Assignment =>
Only lines that contain the word "JSON" belong in the answer; copy them from the records below.

Stored dataset items:
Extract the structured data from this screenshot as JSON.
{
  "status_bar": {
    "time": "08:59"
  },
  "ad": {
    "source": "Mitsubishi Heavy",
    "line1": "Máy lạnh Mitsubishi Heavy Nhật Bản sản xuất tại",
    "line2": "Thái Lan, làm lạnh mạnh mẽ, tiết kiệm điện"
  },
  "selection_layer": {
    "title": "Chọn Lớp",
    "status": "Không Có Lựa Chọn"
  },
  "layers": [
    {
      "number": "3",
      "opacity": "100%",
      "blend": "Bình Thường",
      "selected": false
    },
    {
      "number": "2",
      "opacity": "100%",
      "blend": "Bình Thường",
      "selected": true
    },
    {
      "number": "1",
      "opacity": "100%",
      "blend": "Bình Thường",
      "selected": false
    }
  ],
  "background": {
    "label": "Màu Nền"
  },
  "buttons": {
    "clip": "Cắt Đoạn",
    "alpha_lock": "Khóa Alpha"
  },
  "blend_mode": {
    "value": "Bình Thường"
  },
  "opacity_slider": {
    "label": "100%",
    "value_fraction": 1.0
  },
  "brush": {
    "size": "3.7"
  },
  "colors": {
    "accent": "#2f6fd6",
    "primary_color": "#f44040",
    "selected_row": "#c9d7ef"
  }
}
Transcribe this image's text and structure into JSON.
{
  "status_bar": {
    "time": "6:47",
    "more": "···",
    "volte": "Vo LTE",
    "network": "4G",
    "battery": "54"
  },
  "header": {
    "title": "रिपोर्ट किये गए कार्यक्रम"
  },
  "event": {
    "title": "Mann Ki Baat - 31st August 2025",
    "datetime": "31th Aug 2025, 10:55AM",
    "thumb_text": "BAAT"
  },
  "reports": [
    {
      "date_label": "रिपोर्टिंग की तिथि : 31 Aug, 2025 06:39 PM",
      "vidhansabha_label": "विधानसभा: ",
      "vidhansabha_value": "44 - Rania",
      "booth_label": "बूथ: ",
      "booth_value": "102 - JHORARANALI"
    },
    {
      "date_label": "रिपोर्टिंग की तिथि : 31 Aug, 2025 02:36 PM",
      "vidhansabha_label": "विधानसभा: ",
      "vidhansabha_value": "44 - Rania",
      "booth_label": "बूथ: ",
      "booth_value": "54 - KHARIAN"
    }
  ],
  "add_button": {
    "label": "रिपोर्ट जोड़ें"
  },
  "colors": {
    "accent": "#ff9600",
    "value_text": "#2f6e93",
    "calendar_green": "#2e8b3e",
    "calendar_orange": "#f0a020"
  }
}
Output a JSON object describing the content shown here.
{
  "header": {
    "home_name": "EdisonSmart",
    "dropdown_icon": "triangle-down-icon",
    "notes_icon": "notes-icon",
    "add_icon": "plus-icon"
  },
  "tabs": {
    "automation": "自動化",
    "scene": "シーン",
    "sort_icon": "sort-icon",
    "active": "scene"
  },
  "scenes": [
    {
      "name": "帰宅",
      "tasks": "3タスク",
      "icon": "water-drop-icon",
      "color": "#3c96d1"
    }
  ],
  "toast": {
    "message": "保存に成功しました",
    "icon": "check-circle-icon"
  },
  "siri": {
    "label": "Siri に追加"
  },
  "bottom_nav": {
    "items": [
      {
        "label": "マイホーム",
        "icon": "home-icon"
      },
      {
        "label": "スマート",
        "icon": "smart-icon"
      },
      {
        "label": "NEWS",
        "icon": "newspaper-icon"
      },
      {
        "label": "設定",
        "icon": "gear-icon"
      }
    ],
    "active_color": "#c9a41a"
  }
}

Output below =>
Extract the structured data from this screenshot as JSON.
Transcribe this image's text and structure into JSON.
Output a JSON object describing the content shown here.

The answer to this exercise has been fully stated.